Problem ▸ Copy, from the data below, every line that has "JSON" in it.

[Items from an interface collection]
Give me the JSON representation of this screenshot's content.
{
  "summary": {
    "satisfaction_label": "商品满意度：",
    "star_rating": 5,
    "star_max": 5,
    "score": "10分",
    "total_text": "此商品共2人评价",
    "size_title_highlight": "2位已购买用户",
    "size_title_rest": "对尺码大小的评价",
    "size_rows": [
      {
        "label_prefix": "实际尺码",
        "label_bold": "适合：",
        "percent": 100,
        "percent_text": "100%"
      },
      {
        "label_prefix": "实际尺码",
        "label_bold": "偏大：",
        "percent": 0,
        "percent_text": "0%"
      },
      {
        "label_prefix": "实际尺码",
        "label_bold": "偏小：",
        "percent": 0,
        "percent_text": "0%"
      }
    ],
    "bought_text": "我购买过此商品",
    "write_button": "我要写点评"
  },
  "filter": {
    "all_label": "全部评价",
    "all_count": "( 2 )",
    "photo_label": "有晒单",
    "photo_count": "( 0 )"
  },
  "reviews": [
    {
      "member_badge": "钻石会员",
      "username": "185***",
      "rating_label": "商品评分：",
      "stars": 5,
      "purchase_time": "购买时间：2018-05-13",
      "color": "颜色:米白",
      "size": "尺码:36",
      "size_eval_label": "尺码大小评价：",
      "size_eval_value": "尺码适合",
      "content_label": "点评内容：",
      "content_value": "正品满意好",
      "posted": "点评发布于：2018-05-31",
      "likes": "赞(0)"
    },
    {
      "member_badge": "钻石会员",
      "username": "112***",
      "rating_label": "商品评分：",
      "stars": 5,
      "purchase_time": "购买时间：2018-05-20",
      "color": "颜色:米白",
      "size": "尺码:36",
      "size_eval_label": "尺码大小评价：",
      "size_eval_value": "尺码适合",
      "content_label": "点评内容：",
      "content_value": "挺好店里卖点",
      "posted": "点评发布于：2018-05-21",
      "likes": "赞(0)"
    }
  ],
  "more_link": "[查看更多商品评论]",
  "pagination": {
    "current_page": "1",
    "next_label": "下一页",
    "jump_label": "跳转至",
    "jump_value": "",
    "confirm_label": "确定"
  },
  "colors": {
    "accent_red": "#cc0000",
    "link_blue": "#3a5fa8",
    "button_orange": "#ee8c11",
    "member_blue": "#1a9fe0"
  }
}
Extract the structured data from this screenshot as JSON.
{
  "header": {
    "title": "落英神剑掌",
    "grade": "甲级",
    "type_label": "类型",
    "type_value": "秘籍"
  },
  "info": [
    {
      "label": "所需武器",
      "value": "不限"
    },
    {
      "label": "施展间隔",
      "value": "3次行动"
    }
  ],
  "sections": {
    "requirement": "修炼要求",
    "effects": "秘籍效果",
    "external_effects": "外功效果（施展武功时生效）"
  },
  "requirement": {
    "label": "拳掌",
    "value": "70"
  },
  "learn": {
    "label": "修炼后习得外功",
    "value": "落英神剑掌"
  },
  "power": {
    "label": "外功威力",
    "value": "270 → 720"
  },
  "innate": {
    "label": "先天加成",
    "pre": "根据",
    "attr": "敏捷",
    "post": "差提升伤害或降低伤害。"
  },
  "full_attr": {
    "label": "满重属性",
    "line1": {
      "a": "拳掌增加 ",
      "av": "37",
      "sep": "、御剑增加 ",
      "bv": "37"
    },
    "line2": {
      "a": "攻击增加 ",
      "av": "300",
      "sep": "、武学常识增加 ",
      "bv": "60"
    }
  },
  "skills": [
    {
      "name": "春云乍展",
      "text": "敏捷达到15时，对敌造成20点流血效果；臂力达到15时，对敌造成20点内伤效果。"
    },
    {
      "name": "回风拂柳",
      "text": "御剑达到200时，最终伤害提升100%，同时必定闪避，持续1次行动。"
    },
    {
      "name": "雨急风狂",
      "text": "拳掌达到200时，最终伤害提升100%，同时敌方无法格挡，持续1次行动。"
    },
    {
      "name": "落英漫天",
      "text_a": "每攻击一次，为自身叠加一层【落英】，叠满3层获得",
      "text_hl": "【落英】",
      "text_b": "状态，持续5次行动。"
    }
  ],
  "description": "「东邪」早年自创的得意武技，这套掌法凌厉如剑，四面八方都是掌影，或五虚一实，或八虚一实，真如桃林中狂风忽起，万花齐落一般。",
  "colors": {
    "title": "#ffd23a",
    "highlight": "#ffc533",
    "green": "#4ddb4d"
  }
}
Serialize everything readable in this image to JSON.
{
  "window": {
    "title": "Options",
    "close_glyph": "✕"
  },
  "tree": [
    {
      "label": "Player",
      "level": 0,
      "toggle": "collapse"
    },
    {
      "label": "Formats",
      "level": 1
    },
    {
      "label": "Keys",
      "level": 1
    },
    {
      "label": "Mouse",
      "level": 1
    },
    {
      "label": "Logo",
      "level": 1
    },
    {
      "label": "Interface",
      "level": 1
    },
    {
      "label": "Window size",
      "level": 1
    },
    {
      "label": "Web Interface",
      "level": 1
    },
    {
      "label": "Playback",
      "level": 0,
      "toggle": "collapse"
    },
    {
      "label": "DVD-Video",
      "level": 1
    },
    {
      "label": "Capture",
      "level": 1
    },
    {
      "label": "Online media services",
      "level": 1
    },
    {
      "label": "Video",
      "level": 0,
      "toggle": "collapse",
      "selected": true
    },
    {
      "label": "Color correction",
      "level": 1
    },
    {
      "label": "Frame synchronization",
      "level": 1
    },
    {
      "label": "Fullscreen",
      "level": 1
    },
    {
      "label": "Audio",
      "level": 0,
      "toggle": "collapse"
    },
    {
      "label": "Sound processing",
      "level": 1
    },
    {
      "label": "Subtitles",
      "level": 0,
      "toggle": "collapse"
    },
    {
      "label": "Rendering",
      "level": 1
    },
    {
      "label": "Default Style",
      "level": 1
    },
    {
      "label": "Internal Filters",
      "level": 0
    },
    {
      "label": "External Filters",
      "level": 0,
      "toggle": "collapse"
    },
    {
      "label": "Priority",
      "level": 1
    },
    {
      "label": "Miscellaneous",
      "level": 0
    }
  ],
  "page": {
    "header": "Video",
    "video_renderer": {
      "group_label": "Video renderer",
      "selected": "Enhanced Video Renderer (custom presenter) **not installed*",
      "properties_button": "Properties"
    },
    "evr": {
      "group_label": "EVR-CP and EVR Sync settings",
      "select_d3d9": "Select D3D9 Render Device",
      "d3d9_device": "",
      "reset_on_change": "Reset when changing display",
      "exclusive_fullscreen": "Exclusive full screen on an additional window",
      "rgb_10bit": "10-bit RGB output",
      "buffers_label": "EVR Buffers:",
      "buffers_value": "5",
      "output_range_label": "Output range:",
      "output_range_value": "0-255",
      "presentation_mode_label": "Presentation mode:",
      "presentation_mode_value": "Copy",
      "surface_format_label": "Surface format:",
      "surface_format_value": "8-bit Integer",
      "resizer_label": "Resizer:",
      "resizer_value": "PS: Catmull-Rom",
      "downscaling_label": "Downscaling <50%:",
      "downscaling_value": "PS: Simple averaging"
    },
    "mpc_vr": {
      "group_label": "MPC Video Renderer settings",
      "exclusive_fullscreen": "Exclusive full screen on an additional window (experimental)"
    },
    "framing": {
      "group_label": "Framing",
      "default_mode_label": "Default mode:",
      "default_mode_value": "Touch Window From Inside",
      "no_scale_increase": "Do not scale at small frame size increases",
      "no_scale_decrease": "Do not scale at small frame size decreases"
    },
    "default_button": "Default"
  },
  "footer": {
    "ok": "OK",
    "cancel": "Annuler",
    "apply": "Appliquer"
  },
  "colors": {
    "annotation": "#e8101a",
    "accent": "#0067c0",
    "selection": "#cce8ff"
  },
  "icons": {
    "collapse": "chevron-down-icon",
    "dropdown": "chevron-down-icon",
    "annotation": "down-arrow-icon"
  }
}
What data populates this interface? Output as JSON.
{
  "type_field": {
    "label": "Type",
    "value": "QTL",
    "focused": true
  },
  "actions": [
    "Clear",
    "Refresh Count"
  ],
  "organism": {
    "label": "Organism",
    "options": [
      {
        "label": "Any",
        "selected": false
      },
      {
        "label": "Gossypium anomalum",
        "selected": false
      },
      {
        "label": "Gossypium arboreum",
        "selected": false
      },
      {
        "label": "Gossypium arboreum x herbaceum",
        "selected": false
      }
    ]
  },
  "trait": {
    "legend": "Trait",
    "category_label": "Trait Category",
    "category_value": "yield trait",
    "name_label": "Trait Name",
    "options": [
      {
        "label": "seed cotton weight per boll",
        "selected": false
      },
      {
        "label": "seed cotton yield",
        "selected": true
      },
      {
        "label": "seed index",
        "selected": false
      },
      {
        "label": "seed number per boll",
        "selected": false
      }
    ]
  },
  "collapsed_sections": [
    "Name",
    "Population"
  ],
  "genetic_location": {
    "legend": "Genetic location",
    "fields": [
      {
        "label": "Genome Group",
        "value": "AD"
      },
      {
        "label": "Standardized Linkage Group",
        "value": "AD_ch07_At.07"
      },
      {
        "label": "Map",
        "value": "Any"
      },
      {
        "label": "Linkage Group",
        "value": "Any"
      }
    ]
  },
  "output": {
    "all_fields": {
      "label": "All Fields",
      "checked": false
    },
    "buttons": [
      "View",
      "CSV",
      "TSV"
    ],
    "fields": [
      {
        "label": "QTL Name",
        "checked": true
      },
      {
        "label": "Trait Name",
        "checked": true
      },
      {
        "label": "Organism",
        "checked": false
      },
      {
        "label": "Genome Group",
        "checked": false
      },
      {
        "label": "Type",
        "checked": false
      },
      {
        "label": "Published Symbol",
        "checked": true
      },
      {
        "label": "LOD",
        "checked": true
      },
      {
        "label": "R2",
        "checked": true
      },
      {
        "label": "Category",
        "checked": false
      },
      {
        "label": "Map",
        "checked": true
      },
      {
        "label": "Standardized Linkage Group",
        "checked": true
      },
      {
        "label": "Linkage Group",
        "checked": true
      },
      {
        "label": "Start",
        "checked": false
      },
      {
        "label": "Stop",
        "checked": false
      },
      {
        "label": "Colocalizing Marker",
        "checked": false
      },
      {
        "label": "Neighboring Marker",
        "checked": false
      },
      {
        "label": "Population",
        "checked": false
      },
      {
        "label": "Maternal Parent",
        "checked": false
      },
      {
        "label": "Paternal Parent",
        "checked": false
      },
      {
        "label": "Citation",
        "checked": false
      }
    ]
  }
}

Exercise answer ▸
Give me the JSON representation of this screenshot's content.
Extract the structured data from this screenshot as JSON.
Serialize everything readable in this image to JSON.
What data populates this interface? Output as JSON.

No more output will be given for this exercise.